> **INSTRUCTIONS TO FOLLOW**: Could you find every line in the entries below that holds the word "Mark" and copy it?

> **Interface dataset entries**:
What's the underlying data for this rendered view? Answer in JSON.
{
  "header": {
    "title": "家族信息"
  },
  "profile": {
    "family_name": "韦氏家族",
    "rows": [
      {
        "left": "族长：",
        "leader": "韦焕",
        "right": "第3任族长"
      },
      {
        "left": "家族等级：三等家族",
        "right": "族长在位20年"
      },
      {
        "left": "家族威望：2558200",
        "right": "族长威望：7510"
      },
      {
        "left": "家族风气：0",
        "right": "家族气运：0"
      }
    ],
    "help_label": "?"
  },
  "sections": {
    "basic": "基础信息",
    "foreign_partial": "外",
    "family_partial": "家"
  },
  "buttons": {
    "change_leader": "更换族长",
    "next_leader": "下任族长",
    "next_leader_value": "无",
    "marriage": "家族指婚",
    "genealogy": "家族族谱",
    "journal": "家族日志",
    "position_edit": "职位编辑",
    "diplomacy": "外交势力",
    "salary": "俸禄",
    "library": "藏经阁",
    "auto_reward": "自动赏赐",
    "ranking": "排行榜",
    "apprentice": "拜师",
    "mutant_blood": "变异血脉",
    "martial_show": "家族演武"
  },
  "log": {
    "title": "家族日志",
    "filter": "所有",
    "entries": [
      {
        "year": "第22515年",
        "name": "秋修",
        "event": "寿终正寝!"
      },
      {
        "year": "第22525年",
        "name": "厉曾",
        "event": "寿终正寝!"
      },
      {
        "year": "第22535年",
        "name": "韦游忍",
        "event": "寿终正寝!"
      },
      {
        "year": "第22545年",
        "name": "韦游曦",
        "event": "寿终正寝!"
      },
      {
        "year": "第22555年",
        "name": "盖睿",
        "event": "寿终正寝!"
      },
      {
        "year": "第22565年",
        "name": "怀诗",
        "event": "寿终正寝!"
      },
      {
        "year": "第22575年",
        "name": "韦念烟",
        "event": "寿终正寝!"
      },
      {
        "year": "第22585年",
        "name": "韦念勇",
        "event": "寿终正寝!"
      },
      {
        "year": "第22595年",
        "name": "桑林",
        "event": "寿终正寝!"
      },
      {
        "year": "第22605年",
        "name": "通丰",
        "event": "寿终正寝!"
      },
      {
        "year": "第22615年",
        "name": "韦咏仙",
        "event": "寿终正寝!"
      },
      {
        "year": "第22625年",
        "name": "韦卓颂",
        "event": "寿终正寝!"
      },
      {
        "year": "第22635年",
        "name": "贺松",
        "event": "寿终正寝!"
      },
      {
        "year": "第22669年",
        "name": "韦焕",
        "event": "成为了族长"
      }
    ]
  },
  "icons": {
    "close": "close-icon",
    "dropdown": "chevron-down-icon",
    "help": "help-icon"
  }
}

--

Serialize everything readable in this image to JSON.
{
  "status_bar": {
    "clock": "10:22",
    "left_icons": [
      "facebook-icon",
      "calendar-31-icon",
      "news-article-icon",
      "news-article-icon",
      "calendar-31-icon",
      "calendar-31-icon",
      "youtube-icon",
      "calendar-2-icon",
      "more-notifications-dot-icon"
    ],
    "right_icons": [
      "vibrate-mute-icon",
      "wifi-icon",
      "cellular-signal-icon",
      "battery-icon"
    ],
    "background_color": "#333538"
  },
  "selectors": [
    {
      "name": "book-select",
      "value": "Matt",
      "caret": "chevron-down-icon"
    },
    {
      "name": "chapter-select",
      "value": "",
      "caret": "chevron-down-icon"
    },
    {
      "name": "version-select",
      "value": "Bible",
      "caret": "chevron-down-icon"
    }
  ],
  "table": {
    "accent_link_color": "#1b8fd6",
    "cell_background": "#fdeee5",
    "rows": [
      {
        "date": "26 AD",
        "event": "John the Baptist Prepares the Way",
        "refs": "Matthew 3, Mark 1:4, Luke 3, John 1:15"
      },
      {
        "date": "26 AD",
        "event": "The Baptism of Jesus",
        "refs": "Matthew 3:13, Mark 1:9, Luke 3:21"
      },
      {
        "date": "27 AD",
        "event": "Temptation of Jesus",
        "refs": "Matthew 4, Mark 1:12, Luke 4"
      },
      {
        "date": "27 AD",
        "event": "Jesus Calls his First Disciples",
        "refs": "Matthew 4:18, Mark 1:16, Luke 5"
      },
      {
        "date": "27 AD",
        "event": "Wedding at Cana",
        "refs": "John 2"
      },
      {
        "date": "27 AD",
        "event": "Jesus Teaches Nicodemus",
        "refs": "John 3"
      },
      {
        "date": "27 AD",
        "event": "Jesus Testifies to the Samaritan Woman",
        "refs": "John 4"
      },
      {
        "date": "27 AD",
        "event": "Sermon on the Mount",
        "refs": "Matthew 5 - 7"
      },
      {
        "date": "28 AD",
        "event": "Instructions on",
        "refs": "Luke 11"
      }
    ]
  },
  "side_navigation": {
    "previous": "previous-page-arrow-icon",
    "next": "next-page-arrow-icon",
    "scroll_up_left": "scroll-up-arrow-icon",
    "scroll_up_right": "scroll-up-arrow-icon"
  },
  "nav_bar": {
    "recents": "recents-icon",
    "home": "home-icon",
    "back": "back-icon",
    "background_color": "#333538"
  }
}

> **WRITTEN REPLY**:
        "refs": "Matthew 3, Mark 1:4, Luke 3, John 1:15"
        "refs": "Matthew 3:13, Mark 1:9, Luke 3:21"
        "refs": "Matthew 4, Mark 1:12, Luke 4"
        "refs": "Matthew 4:18, Mark 1:16, Luke 5"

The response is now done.